Data shown —
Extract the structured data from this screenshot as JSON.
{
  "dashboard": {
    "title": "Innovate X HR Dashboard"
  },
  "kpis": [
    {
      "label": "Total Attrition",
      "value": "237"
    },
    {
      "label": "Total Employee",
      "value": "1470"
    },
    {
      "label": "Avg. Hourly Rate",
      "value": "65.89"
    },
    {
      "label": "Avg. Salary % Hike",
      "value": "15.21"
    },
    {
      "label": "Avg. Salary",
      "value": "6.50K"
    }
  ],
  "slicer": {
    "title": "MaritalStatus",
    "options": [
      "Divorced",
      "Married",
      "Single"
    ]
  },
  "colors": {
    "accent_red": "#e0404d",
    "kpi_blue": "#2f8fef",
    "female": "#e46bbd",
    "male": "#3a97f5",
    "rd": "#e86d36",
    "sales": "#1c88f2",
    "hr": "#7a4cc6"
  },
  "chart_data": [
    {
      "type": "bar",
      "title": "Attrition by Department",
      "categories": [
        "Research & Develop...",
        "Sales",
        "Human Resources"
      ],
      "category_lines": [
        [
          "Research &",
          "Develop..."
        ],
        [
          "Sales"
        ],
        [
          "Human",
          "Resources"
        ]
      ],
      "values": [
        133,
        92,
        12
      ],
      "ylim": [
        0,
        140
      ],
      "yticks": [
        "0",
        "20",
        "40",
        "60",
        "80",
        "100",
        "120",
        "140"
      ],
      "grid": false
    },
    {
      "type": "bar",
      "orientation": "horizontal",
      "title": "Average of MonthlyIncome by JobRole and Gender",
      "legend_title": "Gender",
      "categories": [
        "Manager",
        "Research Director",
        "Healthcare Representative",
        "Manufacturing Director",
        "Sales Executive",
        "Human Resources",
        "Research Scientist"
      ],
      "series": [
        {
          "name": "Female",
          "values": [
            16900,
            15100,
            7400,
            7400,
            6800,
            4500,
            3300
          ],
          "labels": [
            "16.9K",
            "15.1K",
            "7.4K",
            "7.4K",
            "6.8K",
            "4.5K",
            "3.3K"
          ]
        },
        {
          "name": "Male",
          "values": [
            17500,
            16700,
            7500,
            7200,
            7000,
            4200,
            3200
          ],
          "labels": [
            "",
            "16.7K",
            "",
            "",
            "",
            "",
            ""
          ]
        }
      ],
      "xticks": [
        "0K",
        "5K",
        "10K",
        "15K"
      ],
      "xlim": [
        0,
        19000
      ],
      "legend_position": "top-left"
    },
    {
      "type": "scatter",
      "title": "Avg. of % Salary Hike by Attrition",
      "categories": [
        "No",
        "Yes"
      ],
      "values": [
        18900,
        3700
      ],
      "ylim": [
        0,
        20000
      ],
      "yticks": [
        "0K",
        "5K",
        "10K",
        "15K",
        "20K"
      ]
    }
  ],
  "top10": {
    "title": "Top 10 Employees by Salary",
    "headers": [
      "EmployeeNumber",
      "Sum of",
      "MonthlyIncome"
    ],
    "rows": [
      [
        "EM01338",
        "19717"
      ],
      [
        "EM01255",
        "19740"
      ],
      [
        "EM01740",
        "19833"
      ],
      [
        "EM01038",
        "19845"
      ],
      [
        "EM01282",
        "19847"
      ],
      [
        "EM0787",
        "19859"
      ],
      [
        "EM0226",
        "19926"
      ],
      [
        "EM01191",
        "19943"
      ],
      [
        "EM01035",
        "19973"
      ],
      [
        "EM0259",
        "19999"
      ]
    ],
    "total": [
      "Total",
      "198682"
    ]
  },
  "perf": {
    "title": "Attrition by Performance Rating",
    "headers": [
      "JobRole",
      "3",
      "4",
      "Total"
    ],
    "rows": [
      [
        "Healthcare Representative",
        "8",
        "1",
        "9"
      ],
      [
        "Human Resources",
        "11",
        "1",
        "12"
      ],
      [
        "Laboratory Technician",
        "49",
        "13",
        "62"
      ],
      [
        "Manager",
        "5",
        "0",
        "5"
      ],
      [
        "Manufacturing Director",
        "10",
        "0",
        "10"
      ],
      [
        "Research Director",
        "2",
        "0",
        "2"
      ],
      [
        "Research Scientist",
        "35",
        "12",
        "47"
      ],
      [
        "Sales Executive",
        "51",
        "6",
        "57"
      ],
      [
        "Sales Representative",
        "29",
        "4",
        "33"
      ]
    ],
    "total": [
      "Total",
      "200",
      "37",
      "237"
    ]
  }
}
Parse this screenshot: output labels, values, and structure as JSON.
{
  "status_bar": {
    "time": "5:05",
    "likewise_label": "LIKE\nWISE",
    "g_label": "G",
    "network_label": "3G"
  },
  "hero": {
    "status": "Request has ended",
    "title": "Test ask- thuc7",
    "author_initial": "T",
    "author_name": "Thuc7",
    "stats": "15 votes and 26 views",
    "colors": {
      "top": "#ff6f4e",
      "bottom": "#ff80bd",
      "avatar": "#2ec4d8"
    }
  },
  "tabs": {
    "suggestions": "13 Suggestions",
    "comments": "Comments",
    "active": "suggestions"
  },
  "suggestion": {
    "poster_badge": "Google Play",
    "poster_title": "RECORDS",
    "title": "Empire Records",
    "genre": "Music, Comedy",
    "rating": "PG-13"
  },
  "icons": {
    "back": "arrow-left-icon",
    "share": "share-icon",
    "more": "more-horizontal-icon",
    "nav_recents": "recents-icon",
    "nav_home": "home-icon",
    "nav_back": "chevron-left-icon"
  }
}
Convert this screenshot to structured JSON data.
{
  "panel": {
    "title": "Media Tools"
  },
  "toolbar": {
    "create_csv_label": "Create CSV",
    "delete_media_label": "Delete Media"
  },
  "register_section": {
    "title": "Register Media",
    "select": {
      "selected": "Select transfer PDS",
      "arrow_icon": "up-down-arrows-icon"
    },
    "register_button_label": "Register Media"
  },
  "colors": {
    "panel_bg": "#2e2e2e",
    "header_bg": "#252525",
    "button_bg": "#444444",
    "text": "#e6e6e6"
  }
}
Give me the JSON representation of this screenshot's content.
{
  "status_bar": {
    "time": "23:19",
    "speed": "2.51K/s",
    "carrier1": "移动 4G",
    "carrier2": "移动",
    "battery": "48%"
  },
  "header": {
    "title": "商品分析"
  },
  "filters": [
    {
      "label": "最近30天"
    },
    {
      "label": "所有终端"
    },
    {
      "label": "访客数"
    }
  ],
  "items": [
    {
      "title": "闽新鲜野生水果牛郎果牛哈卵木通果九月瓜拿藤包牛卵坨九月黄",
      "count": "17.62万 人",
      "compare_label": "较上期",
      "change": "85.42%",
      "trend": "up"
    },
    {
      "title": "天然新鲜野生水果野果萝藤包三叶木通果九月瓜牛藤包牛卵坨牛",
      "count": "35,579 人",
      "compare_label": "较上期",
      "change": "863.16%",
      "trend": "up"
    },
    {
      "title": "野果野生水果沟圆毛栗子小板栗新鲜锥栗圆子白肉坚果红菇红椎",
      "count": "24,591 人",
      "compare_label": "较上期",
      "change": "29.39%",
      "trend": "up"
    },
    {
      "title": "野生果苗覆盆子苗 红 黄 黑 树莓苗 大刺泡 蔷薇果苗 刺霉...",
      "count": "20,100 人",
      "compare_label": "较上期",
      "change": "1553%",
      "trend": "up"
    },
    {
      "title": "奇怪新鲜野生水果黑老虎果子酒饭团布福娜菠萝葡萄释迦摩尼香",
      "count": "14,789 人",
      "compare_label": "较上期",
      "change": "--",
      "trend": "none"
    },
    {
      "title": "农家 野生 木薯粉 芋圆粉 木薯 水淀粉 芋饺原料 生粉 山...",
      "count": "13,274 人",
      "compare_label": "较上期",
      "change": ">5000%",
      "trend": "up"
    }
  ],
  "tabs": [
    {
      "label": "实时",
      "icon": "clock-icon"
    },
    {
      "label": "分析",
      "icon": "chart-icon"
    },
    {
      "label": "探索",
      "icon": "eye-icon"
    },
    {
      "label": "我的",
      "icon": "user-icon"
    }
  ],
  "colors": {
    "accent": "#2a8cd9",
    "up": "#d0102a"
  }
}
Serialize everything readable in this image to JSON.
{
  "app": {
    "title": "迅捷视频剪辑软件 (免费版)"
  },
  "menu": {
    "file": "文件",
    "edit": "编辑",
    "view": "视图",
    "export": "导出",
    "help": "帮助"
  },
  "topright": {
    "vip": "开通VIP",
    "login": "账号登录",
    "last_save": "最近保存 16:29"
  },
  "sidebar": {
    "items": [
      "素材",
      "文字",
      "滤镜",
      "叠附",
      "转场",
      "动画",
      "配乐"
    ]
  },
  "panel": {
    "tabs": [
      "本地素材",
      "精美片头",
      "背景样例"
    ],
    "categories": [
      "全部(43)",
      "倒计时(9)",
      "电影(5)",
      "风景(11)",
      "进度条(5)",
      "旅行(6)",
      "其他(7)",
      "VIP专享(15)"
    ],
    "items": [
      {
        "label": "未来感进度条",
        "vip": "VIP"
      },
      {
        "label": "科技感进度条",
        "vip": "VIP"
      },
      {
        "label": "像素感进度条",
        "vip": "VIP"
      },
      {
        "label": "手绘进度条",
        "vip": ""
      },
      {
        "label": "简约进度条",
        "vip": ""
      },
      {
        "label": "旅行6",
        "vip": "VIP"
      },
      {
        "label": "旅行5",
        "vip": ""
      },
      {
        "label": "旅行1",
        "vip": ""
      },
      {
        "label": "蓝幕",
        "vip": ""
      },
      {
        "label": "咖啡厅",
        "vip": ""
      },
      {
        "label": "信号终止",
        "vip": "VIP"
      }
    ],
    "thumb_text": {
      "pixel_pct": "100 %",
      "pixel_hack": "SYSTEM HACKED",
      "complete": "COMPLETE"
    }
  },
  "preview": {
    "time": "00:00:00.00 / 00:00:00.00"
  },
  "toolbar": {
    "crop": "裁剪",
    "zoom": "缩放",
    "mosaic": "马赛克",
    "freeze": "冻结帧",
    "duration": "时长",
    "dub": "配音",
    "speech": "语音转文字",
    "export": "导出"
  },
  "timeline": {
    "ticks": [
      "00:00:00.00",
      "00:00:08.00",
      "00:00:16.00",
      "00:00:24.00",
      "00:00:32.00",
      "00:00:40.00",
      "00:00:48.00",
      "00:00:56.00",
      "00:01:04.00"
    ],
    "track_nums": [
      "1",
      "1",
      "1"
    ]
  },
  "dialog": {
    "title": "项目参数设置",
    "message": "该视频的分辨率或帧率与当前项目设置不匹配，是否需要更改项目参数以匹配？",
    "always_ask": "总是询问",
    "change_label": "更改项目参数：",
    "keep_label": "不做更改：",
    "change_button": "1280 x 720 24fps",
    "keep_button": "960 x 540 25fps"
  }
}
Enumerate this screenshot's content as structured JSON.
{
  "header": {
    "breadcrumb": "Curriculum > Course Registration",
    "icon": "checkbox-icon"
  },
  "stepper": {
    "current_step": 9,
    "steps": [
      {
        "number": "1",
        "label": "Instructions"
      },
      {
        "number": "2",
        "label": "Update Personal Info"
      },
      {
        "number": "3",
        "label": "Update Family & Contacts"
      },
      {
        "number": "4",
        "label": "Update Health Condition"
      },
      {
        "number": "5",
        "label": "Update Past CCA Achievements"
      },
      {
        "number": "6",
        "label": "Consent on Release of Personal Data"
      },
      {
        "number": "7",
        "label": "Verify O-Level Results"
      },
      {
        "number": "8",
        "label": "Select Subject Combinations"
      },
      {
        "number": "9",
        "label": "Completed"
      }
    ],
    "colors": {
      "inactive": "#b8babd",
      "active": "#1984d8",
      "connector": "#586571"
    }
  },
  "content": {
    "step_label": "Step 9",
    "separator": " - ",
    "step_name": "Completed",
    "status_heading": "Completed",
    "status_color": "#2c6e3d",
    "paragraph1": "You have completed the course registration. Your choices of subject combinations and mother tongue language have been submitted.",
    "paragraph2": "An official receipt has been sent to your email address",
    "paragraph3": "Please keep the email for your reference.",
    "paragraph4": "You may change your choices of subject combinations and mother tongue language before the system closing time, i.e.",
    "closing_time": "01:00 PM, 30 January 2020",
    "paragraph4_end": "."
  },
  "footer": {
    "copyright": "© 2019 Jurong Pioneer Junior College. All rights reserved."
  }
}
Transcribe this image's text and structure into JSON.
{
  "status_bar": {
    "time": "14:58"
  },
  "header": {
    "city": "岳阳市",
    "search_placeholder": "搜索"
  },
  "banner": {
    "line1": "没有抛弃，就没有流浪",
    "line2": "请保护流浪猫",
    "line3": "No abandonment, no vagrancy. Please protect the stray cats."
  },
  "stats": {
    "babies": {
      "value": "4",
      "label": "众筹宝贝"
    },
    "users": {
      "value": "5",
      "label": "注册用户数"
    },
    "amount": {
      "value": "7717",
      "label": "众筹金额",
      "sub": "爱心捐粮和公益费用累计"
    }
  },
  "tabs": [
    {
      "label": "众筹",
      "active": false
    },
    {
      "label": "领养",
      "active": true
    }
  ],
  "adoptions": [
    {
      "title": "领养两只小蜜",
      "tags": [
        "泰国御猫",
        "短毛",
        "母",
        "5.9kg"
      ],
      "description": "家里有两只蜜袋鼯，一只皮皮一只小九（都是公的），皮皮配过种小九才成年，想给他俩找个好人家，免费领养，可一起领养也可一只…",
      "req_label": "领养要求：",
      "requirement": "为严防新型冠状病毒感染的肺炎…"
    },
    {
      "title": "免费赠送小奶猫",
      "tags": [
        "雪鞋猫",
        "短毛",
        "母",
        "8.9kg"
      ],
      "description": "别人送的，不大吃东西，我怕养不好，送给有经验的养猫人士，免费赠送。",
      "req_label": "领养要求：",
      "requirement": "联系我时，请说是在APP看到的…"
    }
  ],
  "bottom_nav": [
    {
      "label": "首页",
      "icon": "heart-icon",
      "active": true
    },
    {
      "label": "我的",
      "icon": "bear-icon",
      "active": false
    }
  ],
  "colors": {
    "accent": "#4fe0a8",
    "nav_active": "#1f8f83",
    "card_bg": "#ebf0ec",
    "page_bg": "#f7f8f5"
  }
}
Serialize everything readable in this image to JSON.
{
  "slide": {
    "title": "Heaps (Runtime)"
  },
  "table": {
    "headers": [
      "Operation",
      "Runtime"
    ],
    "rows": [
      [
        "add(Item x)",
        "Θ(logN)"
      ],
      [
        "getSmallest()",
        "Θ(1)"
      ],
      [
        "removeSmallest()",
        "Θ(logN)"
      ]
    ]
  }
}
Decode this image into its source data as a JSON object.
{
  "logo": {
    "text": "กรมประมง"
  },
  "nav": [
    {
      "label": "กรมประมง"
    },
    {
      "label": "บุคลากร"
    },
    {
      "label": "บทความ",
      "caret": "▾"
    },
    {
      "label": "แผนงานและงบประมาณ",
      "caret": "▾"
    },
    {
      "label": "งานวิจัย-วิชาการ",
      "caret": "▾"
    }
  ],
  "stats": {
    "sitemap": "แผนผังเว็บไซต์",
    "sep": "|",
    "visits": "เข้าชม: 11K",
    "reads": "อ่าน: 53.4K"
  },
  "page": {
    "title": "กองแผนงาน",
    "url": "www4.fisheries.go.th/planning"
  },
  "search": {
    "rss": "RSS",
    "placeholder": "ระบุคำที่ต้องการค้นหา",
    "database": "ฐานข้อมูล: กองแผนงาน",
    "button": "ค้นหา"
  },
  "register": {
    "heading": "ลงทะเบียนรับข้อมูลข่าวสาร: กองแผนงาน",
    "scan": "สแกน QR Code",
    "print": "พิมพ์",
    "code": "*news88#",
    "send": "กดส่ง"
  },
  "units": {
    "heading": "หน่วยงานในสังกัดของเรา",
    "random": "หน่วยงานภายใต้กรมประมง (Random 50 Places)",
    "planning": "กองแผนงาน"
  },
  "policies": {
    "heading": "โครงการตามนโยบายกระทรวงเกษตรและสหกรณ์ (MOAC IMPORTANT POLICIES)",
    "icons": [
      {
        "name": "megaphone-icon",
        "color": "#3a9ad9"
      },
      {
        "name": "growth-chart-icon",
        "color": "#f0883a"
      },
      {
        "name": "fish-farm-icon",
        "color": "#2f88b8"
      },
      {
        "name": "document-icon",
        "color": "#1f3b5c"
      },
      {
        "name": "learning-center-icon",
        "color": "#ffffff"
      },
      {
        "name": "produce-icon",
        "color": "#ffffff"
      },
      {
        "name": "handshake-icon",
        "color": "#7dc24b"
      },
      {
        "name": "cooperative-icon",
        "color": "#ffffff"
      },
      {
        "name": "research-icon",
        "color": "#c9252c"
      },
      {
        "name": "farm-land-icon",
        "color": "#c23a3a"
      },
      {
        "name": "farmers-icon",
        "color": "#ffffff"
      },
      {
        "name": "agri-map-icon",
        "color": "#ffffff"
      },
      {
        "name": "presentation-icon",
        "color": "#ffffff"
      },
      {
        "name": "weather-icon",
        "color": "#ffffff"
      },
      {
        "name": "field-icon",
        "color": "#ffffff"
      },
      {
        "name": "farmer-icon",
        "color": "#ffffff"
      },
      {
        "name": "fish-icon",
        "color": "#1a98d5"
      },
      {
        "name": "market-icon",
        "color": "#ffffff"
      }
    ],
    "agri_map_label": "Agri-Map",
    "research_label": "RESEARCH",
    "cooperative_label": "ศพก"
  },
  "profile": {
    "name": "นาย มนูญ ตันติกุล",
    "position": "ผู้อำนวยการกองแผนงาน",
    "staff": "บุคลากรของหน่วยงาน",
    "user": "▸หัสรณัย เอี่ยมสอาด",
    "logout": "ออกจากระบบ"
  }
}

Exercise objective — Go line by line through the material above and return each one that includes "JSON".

Your solution —
Extract the structured data from this screenshot as JSON.
Parse this screenshot: output labels, values, and structure as JSON.
Convert this screenshot to structured JSON data.
Give me the JSON representation of this screenshot's content.
Serialize everything readable in this image to JSON.
Enumerate this screenshot's content as structured JSON.
Transcribe this image's text and structure into JSON.
Serialize everything readable in this image to JSON.
Decode this image into its source data as a JSON object.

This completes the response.